That your petitioners, therefore, demand that your honorable House do immediately, without alteration, deduction, or addition, pass into law the document entitled ‘The People's Charter,’ which embraces:
1. A VOTE for every man twenty-one years of age, of sound mind, and not undergoing punishment for crime.
2. THE BALLOT. - To protect the elector in the exercise of his vote.
3. NO PROPERTY QUALIFICATION for Members of Parliament - thus enabling the constituencies to return the man of their choice, be he rich or poor.
4. PAYMENT OF MEMBERS, thus enabling an honest tradesman, working man, or other person, to serve a constituency, when taken from his business to attend to the interests of the Country.
5. EQUAL CONSTITUENCIES, securing the same amount of representation for the same number of electors, instead of allowing small constituencies to swamp the votes of large ones.
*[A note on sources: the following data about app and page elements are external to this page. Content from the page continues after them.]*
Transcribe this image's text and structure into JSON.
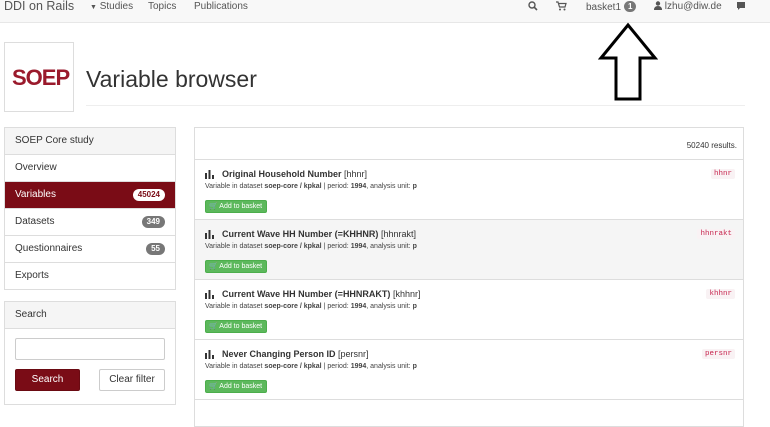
{
  "navbar": {
    "brand": "DDI on Rails",
    "studies_label": "Studies",
    "topics_label": "Topics",
    "publications_label": "Publications",
    "basket_label": "basket1",
    "basket_count": "1",
    "user_label": "lzhu@diw.de"
  },
  "header": {
    "logo_text": "SOEP",
    "title": "Variable browser"
  },
  "sidebar": {
    "heading": "SOEP Core study",
    "items": [
      {
        "label": "Overview",
        "badge": ""
      },
      {
        "label": "Variables",
        "badge": "45024"
      },
      {
        "label": "Datasets",
        "badge": "349"
      },
      {
        "label": "Questionnaires",
        "badge": "55"
      },
      {
        "label": "Exports",
        "badge": ""
      }
    ]
  },
  "search": {
    "heading": "Search",
    "input_value": "",
    "search_button": "Search",
    "clear_button": "Clear filter"
  },
  "results": {
    "count_text": "50240 results.",
    "add_label": "Add to basket",
    "meta_prefix": "Variable in dataset ",
    "meta_period": " | period: ",
    "meta_unit": ", analysis unit: ",
    "items": [
      {
        "label": "Original Household Number",
        "name": "[hhnr]",
        "dataset": "soep-core / kpkal",
        "period": "1994",
        "unit": "p",
        "code": "hhnr"
      },
      {
        "label": "Current Wave HH Number (=KHHNR)",
        "name": "[hhnrakt]",
        "dataset": "soep-core / kpkal",
        "period": "1994",
        "unit": "p",
        "code": "hhnrakt"
      },
      {
        "label": "Current Wave HH Number (=HHNRAKT)",
        "name": "[khhnr]",
        "dataset": "soep-core / kpkal",
        "period": "1994",
        "unit": "p",
        "code": "khhnr"
      },
      {
        "label": "Never Changing Person ID",
        "name": "[persnr]",
        "dataset": "soep-core / kpkal",
        "period": "1994",
        "unit": "p",
        "code": "persnr"
      }
    ]
  }
}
6. ANNUAL PARLIAMENTS, thus presenting the most effectual check to bribery and intimidation, since though a constituency might be bought once in seven years (even with the ballot), no purse could buy a constituency (under a system of universal suffrage) in each ensuing twelve-month; and since members, when elected for a year only, would not be able to defy and betray their constituents as now.
Feargus O’Connor, Speech to the General Convention of the Industrious Classes
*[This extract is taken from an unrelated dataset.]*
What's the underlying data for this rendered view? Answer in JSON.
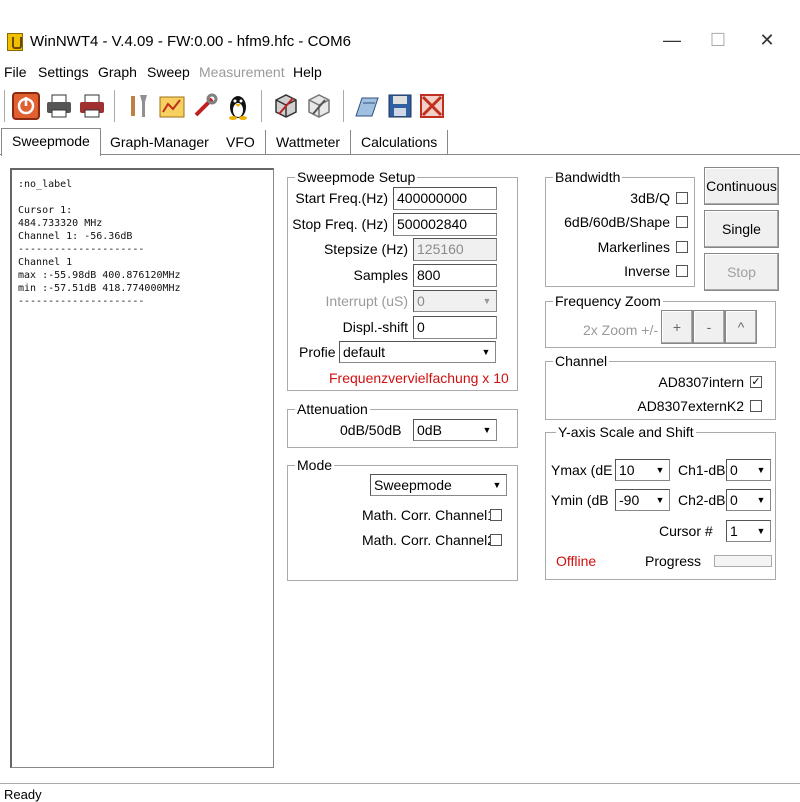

24th August 1837
“Do the magistrates think of putting down our meeting by acts of violence? I for one think they do, and should we be attacked today, come what will, life, death, or victory, I am determined no house shall cover my head tonight. I am quite ready to stand by the law, and not to give our tyrants the slightest advantage in attacking us in sections; but should they employ force against us. I am repelling attack by attack.”
September 1836 – 2,000
December 1836 – 50,000
February 1837 - 160,000
April 1837 – 380,000
June 1837 - 720,000
August 1837 – 830,000
September 1837 – 1,240,000
October 1837 – 1,640,000